For the best all-around hard armor plates, go with Level III, which is rated to defeat 5.56 NATO and the hotter M855 green tip rounds.
These are the most commonly used rounds with the AR-15 rifle. Level III body armor will also defeat other rifle rounds such as 7.62x39, 308 WIN, and 300 Blackout.
To determine what level of body armor plates you need in your plate carrier, it helps to understand the NIJ levels.
For an in-depth explanation of these, read the following articles we wrote breaking it all down.
- Level III vs Level IV Body Armor | Ultimate Guide to Understanding Body Armor
- Level III vs Level III+ Body Armor | What’s the Difference?
Plate Carriers used by Special Operations Units
I asked around some of my contacts within the SOF community what plate carrier they used, and they all pointed to the LBT 6094 plate carrier as their go-to for missions.
The LBT 6094 is one of the most-used plate carriers in Special Operations, especially in Tier 1 units like DEVGRU and Delta.
Tier 1 guys are issued several different plate carriers because they have a wide variety of missions, from direct action to more covert requirements, like surveillance. As an assaulter on one of these teams, there is probably no better piece of gear than the LBT 6094 plate carrier.
Any deployed military member will tell you that a quality plate carrier is worth its weight in gold. That’s because they work in dynamic environments that can turn from a safe zone to a full-on battle rattle in the blink of an eye.
There are many different types and styles of military plate carriers to choose from, so it’s always important to carefully review your unit SOPs before purchasing.
Aside from the LBT 6094, the Crye Precision JPC Jumpable Plate Carrier seems to always be at the top of every list when talking about plate carriers for the military and special operations units.
How Can ShotStop Help Set Up Your Plate Carrier?
We offer comfortable plates for both men and women. All Duritium® Level III+ and Duritium® Level IV plates are stand-alone. Duritium® offers exceptional multi-hit protection, stopping dozens of bullets.
You can expect to see at least 6-shot protection from our Level III plates.
We understand that not everyone comes in the same shapes and sizes, and that’s why we’ve created our plates to be multi-curved. Have you ever worn body armor and felt like the armor was too tight and restricting your breathing? If so, you should look for a multi-curved plate.
A plate with multiple curves is designed to accommodate as many body types as possible.
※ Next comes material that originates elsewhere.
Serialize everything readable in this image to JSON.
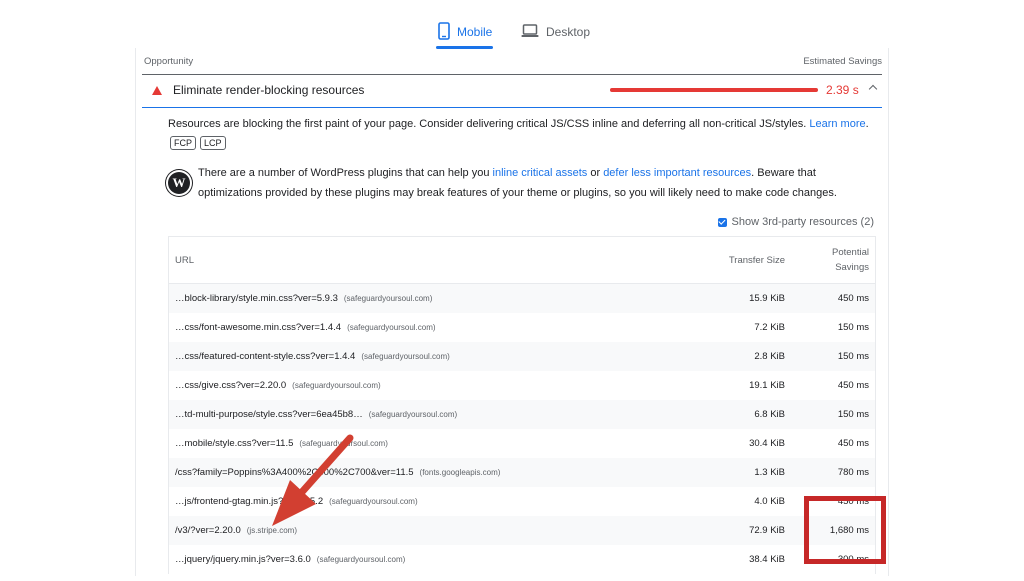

The curvature of the plate is designed to give you more room in the chest and stomach.
This type of plate still provides the same level of protection as a flat plate, but it’s just going to be much more comfortable for women and larger men.
Choosing ShotStop® gives you the best chance at staying in the fight after you’ve been hit. There is no sugarcoating the fact that even if your armor stops the bullet it’s going to hurt… A LOT.
Remember, just because you have free space on your plate carrier doesn’t mean you need to cover that space with unnecessary gear or ammunition.
Carry only what you NEED, otherwise, you’ll "What-If" yourself into carrying more than you need, resulting in a heavier weight, decreased comfort, and reduced mobility.
If you cannot shoot, move, and communicate effectively, then you need to change how your plate carrier is set up.